GHG: Tell us about your current role.
I was given the opportunity to work with the Ministry of Health Fiji more than 10 years ago, and from there, I moved to the regional organisation, the Secretariat for the Pacific Community. My current position is as Regional Technical Advisor for Sexual and Reproductive Health. My role is to provide technical support in the areas of sexual and reproductive health to the Pacific Island countries and territories. I provide support to countries in planning and implementation of strategic plans, capacity building for health care workers, develop and revise treatment guidelines and policies, monitoring and evaluation of programs, clinical management, research and surveillance, and working with various donors.

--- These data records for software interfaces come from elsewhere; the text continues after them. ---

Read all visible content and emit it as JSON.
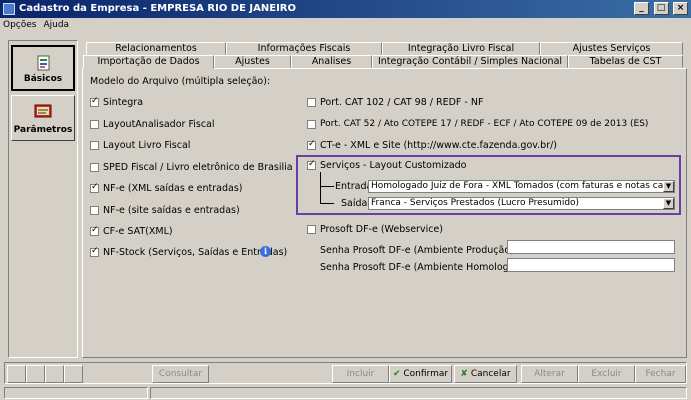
{
  "window": {
    "title": "Cadastro da Empresa - EMPRESA RIO DE JANEIRO",
    "minimize": "_",
    "maximize": "□",
    "close": "×"
  },
  "menu": [
    "Opções",
    "Ajuda"
  ],
  "left_nav": [
    {
      "label": "Básicos",
      "icon": "basic-data-icon",
      "active": true
    },
    {
      "label": "Parâmetros",
      "icon": "parameters-icon",
      "active": false
    }
  ],
  "tabs_row1": [
    "Relacionamentos",
    "Informações Fiscais",
    "Integração Livro Fiscal",
    "Ajustes Serviços"
  ],
  "tabs_row2": [
    "Importação de Dados",
    "Ajustes",
    "Analises",
    "Integração Contábil / Simples Nacional",
    "Tabelas de CST"
  ],
  "content": {
    "section_label": "Modelo do Arquivo (múltipla seleção):",
    "left_checks": [
      {
        "label": "Sintegra",
        "checked": true
      },
      {
        "label": "LayoutAnalisador Fiscal",
        "checked": false
      },
      {
        "label": "Layout Livro Fiscal",
        "checked": false
      },
      {
        "label": "SPED Fiscal / Livro eletrônico de Brasilia",
        "checked": false
      },
      {
        "label": "NF-e (XML saídas e entradas)",
        "checked": true
      },
      {
        "label": "NF-e (site saídas e entradas)",
        "checked": false
      },
      {
        "label": "CF-e SAT(XML)",
        "checked": true
      },
      {
        "label": "NF-Stock (Serviços, Saídas e Entradas)",
        "checked": true
      }
    ],
    "right_checks": [
      {
        "label": "Port. CAT 102 / CAT 98 / REDF - NF",
        "checked": false
      },
      {
        "label": "Port. CAT 52 / Ato COTEPE 17 / REDF - ECF / Ato COTEPE 09 de 2013 (ES)",
        "checked": false
      },
      {
        "label": "CT-e - XML e Site (http://www.cte.fazenda.gov.br/)",
        "checked": true
      }
    ],
    "servicos": {
      "label": "Serviços - Layout Customizado",
      "checked": true,
      "entrada_label": "Entrada:",
      "entrada_value": "Homologado Juiz de Fora - XML Tomados (com faturas e notas canceladas - ",
      "saida_label": "Saída:",
      "saida_value": "Franca - Serviços Prestados (Lucro Presumido)"
    },
    "prosoft": {
      "label": "Prosoft DF-e (Webservice)",
      "checked": false,
      "senha_prod_label": "Senha Prosoft DF-e (Ambiente Produção):",
      "senha_prod_value": "",
      "senha_hom_label": "Senha Prosoft DF-e (Ambiente Homologação):",
      "senha_hom_value": ""
    }
  },
  "check_mark": "✓",
  "dropdown_arrow": "▼",
  "info_glyph": "i",
  "buttons": {
    "consultar": "Consultar",
    "incluir": "Incluir",
    "confirmar": "Confirmar",
    "cancelar": "Cancelar",
    "alterar": "Alterar",
    "excluir": "Excluir",
    "fechar": "Fechar",
    "confirm_icon": "✔",
    "cancel_icon": "✘"
  },
  "colors": {
    "titlebar": "#0a246a",
    "face": "#d4d0c8",
    "group_highlight": "#6b3fa0"
  }
}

GHG: How do you keep motivated to work in the field of global health?
I am driven by the goal to improve health and the wellbeing of people. I want to see places where people are happy and healthy; people are able to access quality care and essential medicines; everyone has equal access to health care and people have their right to choose and make decisions about their healthcare for themselves. I know that I cannot change the world, but I am sure my contribution will definitely can make the difference.
GHG: What is the most essential piece of equipment for working abroad?
I think you need to be a hard working person, willing to share and help others. You need to be open-minded, be sensible and understanding. You can’t just push your way through without listening to others. Be creative and learn from your experiences and from others. I keep learning every day, and I will never stop. I am very fortuned to be able to work with different many countries and meet different people.
GHG: What are your tips for people interested in working in global health?
No matter where you are working right now, you always can contribute and make impact on health of the people. For your professional career, please don’t stop learning, don’t be afraid to take on new challenges, because those new challenges will teach you and allow you to step up to the next level. You can make a lot of impact on people’s lives when you work in challenging places and in poorly resourced settings.
GHG: Please recommend any interesting global health related websites that you particularly enjoy or would like to share
At present, I also hold a position as President of the Oceania Society for Sexual Health and HIV Medicine. It is a professional body representing the interests of health care workers working in the area of HIV, sexually transmitted infections and sexual health care in the smaller Pacific island countries and territories.